Have you experienced persistent stiffness or pain in the hips or groin, especially during movement? Are you under forty years of age? These symptoms can be frustrating to live with long-term, and you may like to get an expert opinion on how the pain or stiffness can best be treated.
These symptoms are sometimes caused by a condition known as femoro-acetabular impingement, and if you would like some help in determining whether this is what you have, and how best to manage the condition, our multi-disciplinary team at Circle Health will be happy to help you.
Your hip is described as a being a ‘ball and socket’ joint. It is formed by the upper part of your thigh bone (the femur) fitting into the part of your pelvis that looks a bit like a shallow cup (this part is called the acetabulum).
Femoro-acetabular impingement (FAI) is a condition in which extra bone grows along the femoral head (the top of your femur) or the acetabulum. These bone growths, or ‘bone spurs’, give the bones an abnormal shape, causing friction between the joints during movement.
This can then result in stiffness and/or pain in your thigh, hip, groin, or lower back, as well as a lack of flexibility in extending your hip beyond a right angle. You may find that turning or twisting at your hips exacerbates the pain. Over time, if left untreated, the repetitive friction on the joint can cause damage to the cartilage.
There are two main types of impingement:
- Cam impingement: where the femoral head has abnormal bone growth, affecting the smooth movement within the hip socket,
- Pincer impingement: where the neck of the femur catches on the rim of the hip socket.
Both conditions can exist in conjunction with each other, resulting in a Combined impingement.
Non-invasive measures are often an effective form of treatment, particularly changes to your sitting posture and sporting activities, and our dedicated physiotherapy team can help you implement these changes into everyday life. You may also wish to use anti-inflammatory medicines alongside this for pain management.
Low-impact exercise such as walking or swimming can help to maintain mobility, but it is usually advised to avoid activity where there is greater impact on your joints, such as running or weightlifting.
Sometimes, rest or cutting out a particular physical activity can help to manage the condition, but should problems and pain persist a physical examination by our specialist team is advised.
In this examination, one of our orthopaedic consultants will perform an Impingement Test, checking your range of movement, so as to determine what kind of impingement it is. X-rays and scans using our state-of-the-art equipment will usually be required if pain persists after non-surgical management strategies, but only in cases where there is a significant impact on quality of life.
If your quality of life and ability to take part in sporting activities has been significantly impacted by the condition, and non-surgical management strategies have yet to make a noticeable difference, a hip arthroscopy (keyhole surgery) may be considered.
When it comes to hip surgery, we have two main priorities:
- treat you quickly, so that you’re not in pain any longer
- return function to your hip, so that you can carry on enjoying life as soon as possible.

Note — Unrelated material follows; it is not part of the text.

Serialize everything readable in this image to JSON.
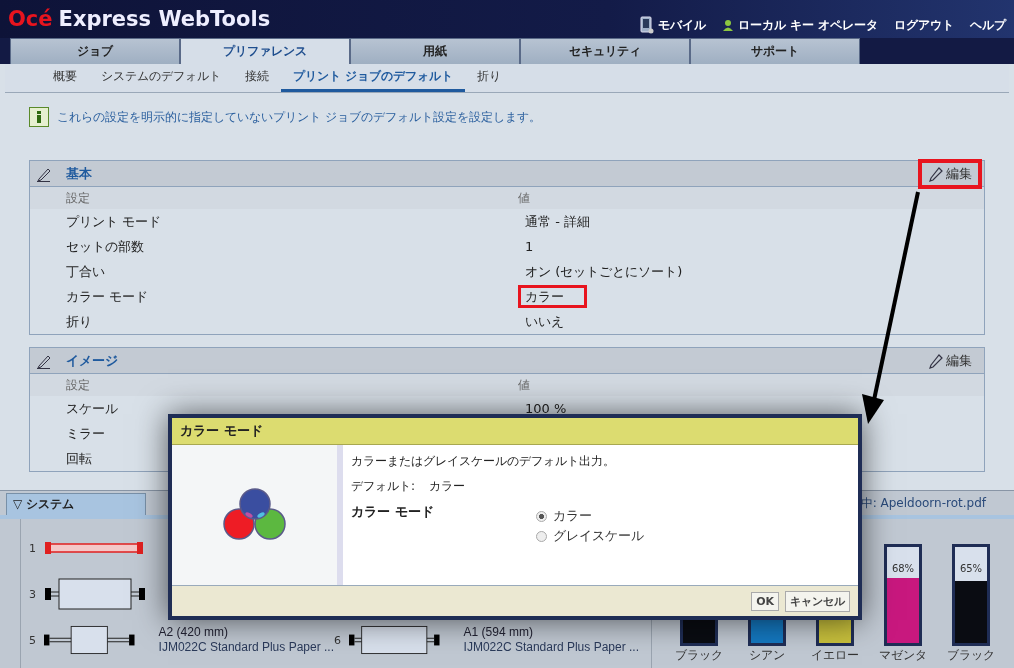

A hip arthroscopy will usually be carried out under general anaesthetic, and most impingements can be corrected this way. It is a common procedure and you will often be able to go home on the same day if you have been admitted as a Day Case patient.
An arthroscope is a small, flexible tube about the length and width of a drinking straw which contains a light source and a digital camera that sends images to a video screen or your surgeon's eyepiece. Under general anaesthetic, this is inserted into your hip joint to allow the surgeon a clear view inside the joint. They are then able to repair any damage to the cartilage as well as trimming any bony spurs that may be causing pain.
Following your operation, our physiotherapy team will be there to help and support you during the two-three months typically needed for full recovery.
If you’ve been struggling with stiffness, mobility issues, or pain in the hip, make sure to come and talk to one of our specialists. Our staff are experts in their field, and their main focus is on getting you treated and moving again quickly and safely.
If you’ve been dealing with pain and lack of mobility in your hip for a while, the last thing you want is to have to wait any longer for it to be treated. At Circle, we have no waiting lists, meaning that you can be seen by one of our specialists promptly and receive any treatment you need without undue delay.